Neighborhood Groups Sue to Force Environmental Review of Mega Warehouse Project in South Tacoma
The massive 147-acre warehouse complex poses serious health threats and environmental justice concerns for the surrounding communities
350 Tacoma and the South Tacoma Neighborhood Council, represented by Earthjustice, have filed a legal appeal to the Tacoma Hearing Examiner today to force the City of Tacoma to take a comprehensive look at the environmental harms of permitting a massive warehouse complex in South Tacoma.
The warehouse complex would include four buildings totaling about 2.5 million square feet, comparable in size to 43 football fields, and would be built on top of a community aquifer and a Superfund site. Three quarters of the 147-acre site, which is presently undeveloped space, would be paved over. This could increase flooding and temperatures in the area and change the rate at which the local aquifer is recharged, reducing and contaminating drinking water due to runoff. Other harms could arise from impacts to wildlife, including salmon and steelhead trout from stormwater runoff, and from exposing contaminated soil buried on the site from previous industrial uses.

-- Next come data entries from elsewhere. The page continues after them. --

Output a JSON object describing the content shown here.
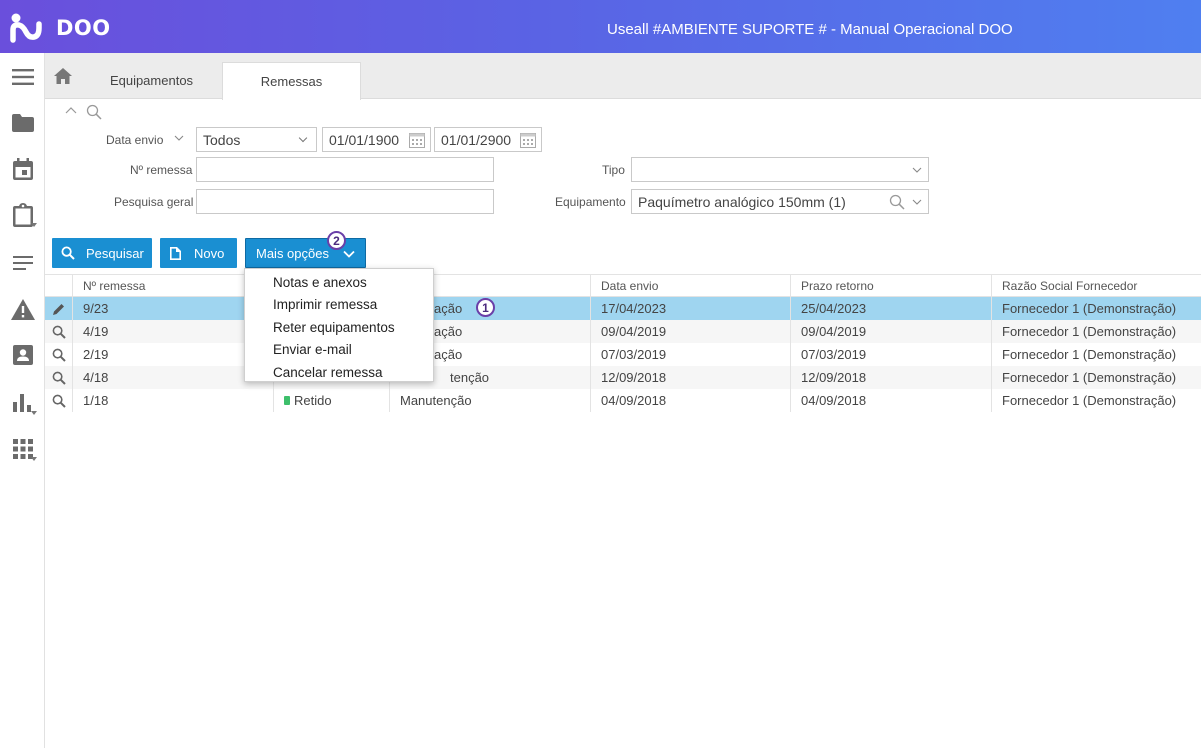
{
  "header": {
    "logo_text": "DOO",
    "app_title": "Useall #AMBIENTE SUPORTE # - Manual Operacional DOO"
  },
  "sidebar": {
    "icons": [
      "menu-icon",
      "folder-icon",
      "calendar-icon",
      "clipboard-icon",
      "list-icon",
      "warning-icon",
      "contact-card-icon",
      "bar-chart-icon",
      "grid-apps-icon"
    ]
  },
  "tabs": [
    {
      "label": "Equipamentos"
    },
    {
      "label": "Remessas"
    }
  ],
  "filters": {
    "data_envio_label": "Data envio",
    "data_envio_mode": "Todos",
    "date_from": "01/01/1900",
    "date_to": "01/01/2900",
    "nro_remessa_label": "Nº remessa",
    "nro_remessa_value": "",
    "pesquisa_geral_label": "Pesquisa geral",
    "pesquisa_geral_value": "",
    "tipo_label": "Tipo",
    "tipo_value": "",
    "equipamento_label": "Equipamento",
    "equipamento_value": "Paquímetro analógico 150mm (1)"
  },
  "toolbar": {
    "search_label": "Pesquisar",
    "new_label": "Novo",
    "more_label": "Mais opções"
  },
  "badges": {
    "menu_badge": "2",
    "row_badge": "1"
  },
  "menu": {
    "items": [
      "Notas e anexos",
      "Imprimir remessa",
      "Reter equipamentos",
      "Enviar e-mail",
      "Cancelar remessa"
    ]
  },
  "table": {
    "columns": [
      "Nº remessa",
      "",
      "",
      "Data envio",
      "Prazo retorno",
      "Razão Social Fornecedor"
    ],
    "rows": [
      {
        "nro": "9/23",
        "status": "",
        "tipo": "ação",
        "data_envio": "17/04/2023",
        "prazo": "25/04/2023",
        "fornecedor": "Fornecedor 1 (Demonstração)",
        "selected": true
      },
      {
        "nro": "4/19",
        "status": "",
        "tipo": "ação",
        "data_envio": "09/04/2019",
        "prazo": "09/04/2019",
        "fornecedor": "Fornecedor 1 (Demonstração)"
      },
      {
        "nro": "2/19",
        "status": "",
        "tipo": "ação",
        "data_envio": "07/03/2019",
        "prazo": "07/03/2019",
        "fornecedor": "Fornecedor 1 (Demonstração)"
      },
      {
        "nro": "4/18",
        "status": "",
        "tipo": "tenção",
        "data_envio": "12/09/2018",
        "prazo": "12/09/2018",
        "fornecedor": "Fornecedor 1 (Demonstração)"
      },
      {
        "nro": "1/18",
        "status": "Retido",
        "tipo": "Manutenção",
        "data_envio": "04/09/2018",
        "prazo": "04/09/2018",
        "fornecedor": "Fornecedor 1 (Demonstração)"
      }
    ]
  },
  "colors": {
    "header_gradient_start": "#6a4fdc",
    "header_gradient_end": "#4f7ff0",
    "button_blue": "#1a8fd2",
    "selected_row": "#9fd5f0",
    "status_green": "#3dbf6b",
    "badge_purple": "#6a3fa8"
  }
}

The warehouse would create thousands of additional trips each day from diesel trucks and other vehicles, generating air and climate pollution, traffic, and noise in already overburdened neighborhoods. The greenhouse gas emissions from gas- and diesel-powered vehicles and gas-powered heaters onsite could also thwart Washington’s progress on its climate goals.
Despite vocal opposition from concerned neighbors and environmental and health advocates, the City of Tacoma approved a land use permit for the mega-project earlier this month without requiring an Environmental Impact Statement to examine the project’s environmental, health, and community impacts. The City of Tacoma determined that if the developer, Bridge Industrial, plants trees and makes other minor modifications, the project is not likely to have a significant impact on the neighborhood, and therefore can proceed as planned without further environmental review or community engagement.
The legal challenge asserts that this violates Washington’s State Environmental Policy Act (SEPA) and asks the City of Tacoma Hearing Examiner to reverse the City’s SEPA determination and issuance of a land use permit and order the City to conduct a full review of the project’s environmental and health impacts.
The location of the mega warehouse poses serious environmental justice concerns. Given its proximity to I-5 and the Port of Tacoma, the warehouse complex is being marketed as a potential distribution hub to fulfill online orders. However, the project is also located among neighborhoods with houses, apartments, day care facilities, schools, recreational centers, churches, and small businesses.
The currently undeveloped parcel containing wetlands, trees, and grasslands provides rare green space in an area where residents are already disproportionately affected by air, noise, and light pollution. The area has more residents of color than 80-95% of neighborhoods in Washington state and residents who live there have a greater risk of cancer from toxic air pollution and other poor health outcomes than 90-95% of other Washington residents. Currently, Tacoma’s Equity Index rates the project area “low” for equity, “low” for environmental health, and “very low” for livability.
City officials issued a public notice in March 2022 indicating that the City expected not to require an Environmnetal Impact Statement before issuing a permit. Residents and local organizations submitted hundreds of comments detailing concerns about the massive warehouse. In the absence of a full environmental review, many other residents remain unaware of the looming development adjacent to their homes.
“It is shocking that the City of Tacoma thinks it can bypass a full and transparent environmental review of a project of this size,” said Earthjustice attorney Molly Tack-Hooper. “We applaud the many residents and advocates who have worked tirelessly to demand more analysis, transparency, and opportunities for public participation. We’re appealing the City’s decision to ensure that those voices are heard, and that the impacts of the project are fully studied and shared with community members.”
Following is a statement from the South Tacoma Neighborhood Council, one of the appellants in the Hearing Examiner appeal: “In South Tacoma and throughout the state and country, people of color and low-income people are disproportionately exposed to harmful air and water pollution and other environmental burdens. Local land use decisions have been a big driver of that environmental injustice. It is high time for the city to start taking a closer look at industrial projects in overburdened communities before greenlighting them.”
350 Tacoma, also an appellant in the Hearing Examiner appeal, issued this statement: “Washington desperately needs to be cutting back on greenhouse gas emissions from the transportation sector to meet our climate targets and minimize devastation to our communities. We’re confident that a full environmental study will show that the proposed project is incompatible with the progress that the state, county, and city need to make on climate. There also must be a complete Health Impact Assessment for this and future such projects.”
The Earthjustice program staff involved in litigation and advocacy about the Bridge Industrial warehouse proposal are Molly Tack-Hooper, Jaimini Parekh, Marisa Ordonia, Noorulanne Jan, and Diana Brechtel.
Earthjustice is the premier nonprofit environmental law organization. We wield the power of law and the strength of partnership to protect people's health, to preserve magnificent places and wildlife, to advance clean energy, and to combat climate change. We are here because the earth needs a good lawyer.